*** Opening of DATASET RECORDS ***

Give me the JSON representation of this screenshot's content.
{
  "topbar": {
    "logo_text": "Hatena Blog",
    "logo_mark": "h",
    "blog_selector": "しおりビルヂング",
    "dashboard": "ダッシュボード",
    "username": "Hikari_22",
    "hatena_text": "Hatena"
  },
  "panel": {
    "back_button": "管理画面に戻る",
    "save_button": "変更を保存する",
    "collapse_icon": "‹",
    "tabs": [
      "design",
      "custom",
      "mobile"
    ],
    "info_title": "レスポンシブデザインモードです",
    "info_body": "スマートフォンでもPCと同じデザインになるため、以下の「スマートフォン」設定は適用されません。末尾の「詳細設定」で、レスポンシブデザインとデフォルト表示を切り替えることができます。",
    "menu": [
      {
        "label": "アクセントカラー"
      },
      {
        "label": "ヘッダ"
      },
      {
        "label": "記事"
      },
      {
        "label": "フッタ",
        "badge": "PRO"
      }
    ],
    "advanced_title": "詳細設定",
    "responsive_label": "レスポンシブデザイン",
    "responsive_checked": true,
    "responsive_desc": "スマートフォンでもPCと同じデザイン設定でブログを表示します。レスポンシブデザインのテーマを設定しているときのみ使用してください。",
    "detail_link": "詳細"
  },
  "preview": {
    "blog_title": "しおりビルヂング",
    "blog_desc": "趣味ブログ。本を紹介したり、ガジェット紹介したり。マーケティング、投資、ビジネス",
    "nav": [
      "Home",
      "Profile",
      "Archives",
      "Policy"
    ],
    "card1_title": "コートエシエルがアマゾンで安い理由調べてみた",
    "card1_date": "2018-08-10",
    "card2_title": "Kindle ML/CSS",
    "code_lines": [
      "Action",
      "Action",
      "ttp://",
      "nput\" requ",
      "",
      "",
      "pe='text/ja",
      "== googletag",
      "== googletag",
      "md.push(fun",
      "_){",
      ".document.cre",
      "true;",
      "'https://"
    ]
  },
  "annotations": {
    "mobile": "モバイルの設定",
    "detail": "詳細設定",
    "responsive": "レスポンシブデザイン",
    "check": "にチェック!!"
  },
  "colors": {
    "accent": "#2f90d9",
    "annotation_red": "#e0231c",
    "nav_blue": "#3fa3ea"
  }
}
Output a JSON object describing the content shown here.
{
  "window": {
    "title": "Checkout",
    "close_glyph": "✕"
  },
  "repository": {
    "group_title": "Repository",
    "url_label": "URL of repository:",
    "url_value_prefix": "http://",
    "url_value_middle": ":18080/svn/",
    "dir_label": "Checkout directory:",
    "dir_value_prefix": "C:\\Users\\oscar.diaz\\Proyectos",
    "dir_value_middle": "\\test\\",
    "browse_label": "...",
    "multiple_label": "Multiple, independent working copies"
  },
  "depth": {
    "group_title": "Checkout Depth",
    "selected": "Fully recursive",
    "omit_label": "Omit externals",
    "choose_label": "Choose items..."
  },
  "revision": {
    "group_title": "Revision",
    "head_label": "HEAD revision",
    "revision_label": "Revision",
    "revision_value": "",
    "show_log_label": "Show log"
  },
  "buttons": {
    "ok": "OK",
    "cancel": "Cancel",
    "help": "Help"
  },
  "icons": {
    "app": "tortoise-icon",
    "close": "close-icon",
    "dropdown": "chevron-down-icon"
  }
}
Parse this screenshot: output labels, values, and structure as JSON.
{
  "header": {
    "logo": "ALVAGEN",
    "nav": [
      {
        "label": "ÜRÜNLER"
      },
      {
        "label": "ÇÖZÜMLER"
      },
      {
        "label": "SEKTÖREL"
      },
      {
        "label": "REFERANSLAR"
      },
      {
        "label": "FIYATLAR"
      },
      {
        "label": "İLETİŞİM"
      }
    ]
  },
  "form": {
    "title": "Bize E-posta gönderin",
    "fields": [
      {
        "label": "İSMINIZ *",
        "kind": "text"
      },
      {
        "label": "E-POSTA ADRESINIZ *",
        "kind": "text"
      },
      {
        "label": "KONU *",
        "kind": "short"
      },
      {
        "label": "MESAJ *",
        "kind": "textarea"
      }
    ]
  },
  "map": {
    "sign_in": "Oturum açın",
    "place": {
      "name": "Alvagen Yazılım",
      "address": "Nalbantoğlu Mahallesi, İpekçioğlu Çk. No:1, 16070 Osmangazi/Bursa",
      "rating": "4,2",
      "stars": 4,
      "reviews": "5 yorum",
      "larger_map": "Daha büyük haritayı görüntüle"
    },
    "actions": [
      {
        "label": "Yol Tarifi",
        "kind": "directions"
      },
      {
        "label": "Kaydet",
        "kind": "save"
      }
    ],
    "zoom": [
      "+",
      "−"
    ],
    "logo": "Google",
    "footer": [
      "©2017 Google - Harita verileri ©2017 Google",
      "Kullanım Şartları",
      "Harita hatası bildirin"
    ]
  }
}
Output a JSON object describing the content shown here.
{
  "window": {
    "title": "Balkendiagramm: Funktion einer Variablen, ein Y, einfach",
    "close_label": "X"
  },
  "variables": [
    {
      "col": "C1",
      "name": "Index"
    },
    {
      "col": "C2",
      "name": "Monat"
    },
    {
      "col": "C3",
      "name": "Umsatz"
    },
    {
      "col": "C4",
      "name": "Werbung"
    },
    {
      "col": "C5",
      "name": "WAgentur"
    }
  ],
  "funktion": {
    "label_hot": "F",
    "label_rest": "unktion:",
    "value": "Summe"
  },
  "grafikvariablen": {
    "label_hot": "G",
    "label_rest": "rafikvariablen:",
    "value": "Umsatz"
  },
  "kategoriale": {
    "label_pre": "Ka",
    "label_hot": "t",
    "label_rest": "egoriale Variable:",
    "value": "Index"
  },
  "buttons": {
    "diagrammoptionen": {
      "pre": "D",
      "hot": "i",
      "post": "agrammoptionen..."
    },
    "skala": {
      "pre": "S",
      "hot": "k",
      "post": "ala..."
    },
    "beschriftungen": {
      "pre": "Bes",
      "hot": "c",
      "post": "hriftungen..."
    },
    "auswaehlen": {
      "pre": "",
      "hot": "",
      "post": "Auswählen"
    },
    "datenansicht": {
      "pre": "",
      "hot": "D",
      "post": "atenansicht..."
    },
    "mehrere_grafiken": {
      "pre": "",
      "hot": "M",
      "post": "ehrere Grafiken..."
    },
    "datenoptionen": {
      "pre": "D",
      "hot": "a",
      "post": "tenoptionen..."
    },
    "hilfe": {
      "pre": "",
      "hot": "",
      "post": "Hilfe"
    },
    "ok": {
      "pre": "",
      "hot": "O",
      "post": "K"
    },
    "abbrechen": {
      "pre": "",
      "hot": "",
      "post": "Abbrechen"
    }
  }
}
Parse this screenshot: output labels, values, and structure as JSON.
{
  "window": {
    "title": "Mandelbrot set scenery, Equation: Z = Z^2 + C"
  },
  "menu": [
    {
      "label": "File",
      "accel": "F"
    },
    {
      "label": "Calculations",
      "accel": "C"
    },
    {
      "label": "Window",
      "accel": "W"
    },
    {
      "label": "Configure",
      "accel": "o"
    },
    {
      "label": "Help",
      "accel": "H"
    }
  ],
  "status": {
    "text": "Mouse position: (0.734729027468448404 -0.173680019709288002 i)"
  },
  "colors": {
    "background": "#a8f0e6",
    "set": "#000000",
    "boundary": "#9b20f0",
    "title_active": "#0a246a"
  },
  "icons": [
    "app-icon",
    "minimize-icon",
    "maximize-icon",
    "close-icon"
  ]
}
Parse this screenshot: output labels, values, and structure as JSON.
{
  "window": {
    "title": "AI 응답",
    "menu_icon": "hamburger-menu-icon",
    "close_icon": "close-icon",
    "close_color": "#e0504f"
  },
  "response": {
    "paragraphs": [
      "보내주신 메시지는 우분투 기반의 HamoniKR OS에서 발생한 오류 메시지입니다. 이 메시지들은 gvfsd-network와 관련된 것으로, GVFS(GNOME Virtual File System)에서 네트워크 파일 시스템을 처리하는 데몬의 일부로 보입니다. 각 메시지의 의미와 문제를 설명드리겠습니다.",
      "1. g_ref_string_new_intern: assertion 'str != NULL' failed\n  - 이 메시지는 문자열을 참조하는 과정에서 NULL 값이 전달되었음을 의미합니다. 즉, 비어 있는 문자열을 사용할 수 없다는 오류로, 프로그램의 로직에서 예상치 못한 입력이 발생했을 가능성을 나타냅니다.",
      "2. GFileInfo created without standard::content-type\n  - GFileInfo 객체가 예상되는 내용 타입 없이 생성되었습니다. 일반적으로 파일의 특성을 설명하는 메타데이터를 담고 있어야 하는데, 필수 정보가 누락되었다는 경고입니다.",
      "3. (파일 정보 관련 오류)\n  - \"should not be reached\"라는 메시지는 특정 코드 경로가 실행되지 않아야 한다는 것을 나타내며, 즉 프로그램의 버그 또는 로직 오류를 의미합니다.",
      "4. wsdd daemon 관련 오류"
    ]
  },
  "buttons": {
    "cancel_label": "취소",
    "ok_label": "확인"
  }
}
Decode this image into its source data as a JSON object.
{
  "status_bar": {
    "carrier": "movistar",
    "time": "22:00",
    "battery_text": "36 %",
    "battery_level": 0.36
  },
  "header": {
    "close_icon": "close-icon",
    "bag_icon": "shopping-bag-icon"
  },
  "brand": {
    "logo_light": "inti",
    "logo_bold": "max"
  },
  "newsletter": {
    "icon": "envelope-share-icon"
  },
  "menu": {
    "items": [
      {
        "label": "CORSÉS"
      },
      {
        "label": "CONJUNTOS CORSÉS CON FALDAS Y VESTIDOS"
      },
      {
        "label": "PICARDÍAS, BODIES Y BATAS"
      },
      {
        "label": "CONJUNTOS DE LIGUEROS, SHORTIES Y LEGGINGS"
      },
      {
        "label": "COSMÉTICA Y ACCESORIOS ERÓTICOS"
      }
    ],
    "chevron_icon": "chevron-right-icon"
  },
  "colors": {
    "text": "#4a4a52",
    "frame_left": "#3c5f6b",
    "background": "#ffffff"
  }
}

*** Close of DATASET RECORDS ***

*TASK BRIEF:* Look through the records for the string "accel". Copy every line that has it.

*RESPONSE AREA:*
      "accel": "F"
      "accel": "C"
      "accel": "W"
      "accel": "o"
      "accel": "H"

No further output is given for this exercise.